What number of lines in the entries below include the string "大单比率"? Respond with that number alone.

--------------------

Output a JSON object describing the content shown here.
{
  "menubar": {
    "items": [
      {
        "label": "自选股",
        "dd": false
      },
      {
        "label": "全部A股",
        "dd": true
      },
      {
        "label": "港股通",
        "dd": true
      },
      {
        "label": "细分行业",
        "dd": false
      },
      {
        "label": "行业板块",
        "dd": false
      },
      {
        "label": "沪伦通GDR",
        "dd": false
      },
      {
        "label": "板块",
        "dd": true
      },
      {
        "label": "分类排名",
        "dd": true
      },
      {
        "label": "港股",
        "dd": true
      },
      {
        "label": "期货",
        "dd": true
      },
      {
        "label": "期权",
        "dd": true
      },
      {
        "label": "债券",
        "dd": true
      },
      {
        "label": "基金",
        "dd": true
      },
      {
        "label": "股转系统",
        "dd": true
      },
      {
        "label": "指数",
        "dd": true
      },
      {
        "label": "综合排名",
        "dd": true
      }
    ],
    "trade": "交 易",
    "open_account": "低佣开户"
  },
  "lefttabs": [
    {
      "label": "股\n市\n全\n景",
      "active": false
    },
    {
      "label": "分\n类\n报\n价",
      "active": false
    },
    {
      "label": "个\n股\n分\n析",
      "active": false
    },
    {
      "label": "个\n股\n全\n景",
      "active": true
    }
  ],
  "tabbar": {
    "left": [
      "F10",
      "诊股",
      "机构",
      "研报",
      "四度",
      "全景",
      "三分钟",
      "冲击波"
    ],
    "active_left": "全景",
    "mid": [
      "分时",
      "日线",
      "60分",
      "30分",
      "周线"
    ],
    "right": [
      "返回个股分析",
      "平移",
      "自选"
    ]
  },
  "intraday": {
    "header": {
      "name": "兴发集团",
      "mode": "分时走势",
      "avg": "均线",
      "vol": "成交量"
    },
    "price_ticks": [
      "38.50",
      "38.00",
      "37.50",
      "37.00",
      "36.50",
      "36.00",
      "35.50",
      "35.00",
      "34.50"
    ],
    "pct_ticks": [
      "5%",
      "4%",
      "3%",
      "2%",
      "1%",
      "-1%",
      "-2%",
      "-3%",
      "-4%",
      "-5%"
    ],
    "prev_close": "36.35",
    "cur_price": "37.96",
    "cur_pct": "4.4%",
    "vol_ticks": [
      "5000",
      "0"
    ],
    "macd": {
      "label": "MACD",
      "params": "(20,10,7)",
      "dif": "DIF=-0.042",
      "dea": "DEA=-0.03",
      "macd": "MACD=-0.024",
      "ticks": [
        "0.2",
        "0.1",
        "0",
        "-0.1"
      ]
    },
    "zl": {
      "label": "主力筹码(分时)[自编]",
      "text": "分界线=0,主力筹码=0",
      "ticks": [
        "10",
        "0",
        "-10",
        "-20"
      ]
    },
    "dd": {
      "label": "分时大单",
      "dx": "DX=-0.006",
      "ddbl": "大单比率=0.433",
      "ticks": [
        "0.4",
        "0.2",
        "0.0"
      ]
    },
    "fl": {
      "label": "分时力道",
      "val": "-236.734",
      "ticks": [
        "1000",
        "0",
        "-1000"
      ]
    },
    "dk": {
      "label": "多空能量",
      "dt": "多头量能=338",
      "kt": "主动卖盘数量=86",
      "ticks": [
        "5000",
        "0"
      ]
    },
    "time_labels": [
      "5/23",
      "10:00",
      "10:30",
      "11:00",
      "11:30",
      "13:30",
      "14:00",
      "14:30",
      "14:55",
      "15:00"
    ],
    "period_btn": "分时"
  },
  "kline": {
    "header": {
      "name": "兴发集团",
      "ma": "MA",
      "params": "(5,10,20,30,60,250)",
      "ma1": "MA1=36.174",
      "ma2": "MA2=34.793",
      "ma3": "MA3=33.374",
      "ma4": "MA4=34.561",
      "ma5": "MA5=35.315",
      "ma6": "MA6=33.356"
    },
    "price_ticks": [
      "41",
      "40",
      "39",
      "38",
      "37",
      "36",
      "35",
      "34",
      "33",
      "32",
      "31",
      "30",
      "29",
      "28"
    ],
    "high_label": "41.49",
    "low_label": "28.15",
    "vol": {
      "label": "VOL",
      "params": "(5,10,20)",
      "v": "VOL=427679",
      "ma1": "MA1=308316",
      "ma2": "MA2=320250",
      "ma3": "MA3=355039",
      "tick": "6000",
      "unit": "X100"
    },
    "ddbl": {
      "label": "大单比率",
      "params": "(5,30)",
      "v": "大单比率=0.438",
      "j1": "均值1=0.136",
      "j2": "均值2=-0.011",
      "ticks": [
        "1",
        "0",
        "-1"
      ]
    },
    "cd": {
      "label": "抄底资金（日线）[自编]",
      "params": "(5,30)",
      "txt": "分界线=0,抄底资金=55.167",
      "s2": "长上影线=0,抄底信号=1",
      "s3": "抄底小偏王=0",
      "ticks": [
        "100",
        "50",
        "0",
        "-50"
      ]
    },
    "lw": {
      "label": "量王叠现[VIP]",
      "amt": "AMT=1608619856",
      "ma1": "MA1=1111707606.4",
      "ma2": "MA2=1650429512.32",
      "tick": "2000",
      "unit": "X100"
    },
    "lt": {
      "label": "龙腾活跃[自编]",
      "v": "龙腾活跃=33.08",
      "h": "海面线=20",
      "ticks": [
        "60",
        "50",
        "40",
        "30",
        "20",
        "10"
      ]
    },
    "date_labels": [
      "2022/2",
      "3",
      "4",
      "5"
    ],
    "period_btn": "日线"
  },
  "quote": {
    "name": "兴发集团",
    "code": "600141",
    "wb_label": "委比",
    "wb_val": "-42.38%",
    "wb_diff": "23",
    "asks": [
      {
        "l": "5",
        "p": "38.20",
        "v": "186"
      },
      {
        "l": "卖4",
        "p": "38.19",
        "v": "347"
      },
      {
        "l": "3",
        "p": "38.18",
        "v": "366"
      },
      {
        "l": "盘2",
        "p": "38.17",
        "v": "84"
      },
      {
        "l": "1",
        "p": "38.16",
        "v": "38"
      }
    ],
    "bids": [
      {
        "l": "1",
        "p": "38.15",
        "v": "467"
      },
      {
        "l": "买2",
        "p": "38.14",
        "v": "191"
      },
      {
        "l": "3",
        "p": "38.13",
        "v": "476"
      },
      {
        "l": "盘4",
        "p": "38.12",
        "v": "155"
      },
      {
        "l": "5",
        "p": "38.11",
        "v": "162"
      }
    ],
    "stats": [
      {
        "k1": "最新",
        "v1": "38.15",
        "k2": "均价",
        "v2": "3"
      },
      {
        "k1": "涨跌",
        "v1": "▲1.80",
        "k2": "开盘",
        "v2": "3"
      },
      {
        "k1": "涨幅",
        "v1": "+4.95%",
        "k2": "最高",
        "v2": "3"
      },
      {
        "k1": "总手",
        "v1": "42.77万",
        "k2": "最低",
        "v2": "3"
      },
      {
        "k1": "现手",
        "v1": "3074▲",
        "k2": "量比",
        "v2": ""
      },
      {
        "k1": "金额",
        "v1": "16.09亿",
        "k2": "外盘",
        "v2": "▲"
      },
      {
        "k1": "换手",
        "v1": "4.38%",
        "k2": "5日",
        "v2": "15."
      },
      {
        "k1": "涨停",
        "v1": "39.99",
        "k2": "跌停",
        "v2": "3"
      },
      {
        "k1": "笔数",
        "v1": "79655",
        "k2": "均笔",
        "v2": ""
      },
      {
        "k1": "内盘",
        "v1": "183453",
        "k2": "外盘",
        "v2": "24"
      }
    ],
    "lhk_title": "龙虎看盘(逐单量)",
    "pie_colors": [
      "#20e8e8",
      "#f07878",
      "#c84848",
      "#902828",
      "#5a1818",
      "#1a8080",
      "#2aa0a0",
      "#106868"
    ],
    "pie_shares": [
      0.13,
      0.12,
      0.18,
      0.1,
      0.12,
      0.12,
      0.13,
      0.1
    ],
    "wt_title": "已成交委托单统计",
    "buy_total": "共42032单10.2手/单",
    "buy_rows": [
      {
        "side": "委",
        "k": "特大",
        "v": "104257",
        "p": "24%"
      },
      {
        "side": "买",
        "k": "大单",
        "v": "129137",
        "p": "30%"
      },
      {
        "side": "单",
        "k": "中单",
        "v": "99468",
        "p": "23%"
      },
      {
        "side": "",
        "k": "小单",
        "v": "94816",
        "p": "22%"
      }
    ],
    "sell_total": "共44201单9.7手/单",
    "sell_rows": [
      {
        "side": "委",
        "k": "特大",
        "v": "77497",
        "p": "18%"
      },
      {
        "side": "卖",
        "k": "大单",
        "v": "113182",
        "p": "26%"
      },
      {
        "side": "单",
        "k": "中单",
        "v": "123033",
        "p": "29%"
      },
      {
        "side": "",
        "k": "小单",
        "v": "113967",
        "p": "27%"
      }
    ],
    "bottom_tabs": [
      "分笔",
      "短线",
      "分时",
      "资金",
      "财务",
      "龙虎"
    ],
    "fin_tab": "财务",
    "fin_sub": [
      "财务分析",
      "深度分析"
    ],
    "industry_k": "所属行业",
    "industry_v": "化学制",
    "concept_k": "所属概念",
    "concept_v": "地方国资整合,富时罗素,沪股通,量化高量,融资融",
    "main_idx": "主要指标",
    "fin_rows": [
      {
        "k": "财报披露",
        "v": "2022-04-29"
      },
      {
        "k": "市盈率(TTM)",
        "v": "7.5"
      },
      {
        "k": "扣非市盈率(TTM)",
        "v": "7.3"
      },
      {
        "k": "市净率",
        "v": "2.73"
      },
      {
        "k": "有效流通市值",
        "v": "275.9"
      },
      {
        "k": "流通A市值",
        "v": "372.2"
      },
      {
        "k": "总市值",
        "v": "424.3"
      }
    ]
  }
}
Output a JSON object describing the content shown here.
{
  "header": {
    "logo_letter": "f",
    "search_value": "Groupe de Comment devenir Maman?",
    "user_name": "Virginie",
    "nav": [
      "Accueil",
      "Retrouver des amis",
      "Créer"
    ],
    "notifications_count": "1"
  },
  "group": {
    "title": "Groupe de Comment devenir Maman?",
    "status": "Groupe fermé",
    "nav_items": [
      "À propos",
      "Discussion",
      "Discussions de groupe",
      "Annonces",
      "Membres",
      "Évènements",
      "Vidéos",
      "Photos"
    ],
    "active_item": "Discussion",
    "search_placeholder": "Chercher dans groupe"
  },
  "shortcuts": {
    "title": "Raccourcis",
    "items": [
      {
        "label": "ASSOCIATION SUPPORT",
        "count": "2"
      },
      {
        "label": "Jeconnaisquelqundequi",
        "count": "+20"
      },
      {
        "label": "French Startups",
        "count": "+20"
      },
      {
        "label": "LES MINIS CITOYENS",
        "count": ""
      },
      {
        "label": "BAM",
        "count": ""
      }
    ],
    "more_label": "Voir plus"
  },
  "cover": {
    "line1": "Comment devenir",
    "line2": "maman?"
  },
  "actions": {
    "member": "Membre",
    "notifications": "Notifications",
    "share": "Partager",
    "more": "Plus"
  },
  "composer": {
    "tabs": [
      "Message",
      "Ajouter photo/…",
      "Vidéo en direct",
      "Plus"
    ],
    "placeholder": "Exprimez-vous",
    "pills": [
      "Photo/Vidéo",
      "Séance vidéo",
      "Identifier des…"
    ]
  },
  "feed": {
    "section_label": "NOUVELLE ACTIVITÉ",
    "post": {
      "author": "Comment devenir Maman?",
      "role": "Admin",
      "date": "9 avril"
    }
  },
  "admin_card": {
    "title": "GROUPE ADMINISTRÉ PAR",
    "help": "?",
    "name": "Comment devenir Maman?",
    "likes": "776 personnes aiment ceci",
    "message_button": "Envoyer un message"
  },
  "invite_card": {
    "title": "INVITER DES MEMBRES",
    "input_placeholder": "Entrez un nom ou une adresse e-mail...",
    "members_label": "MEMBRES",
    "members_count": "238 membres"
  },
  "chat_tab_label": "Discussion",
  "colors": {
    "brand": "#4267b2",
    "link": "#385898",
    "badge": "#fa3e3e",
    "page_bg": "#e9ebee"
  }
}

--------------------

*Worked solution*
3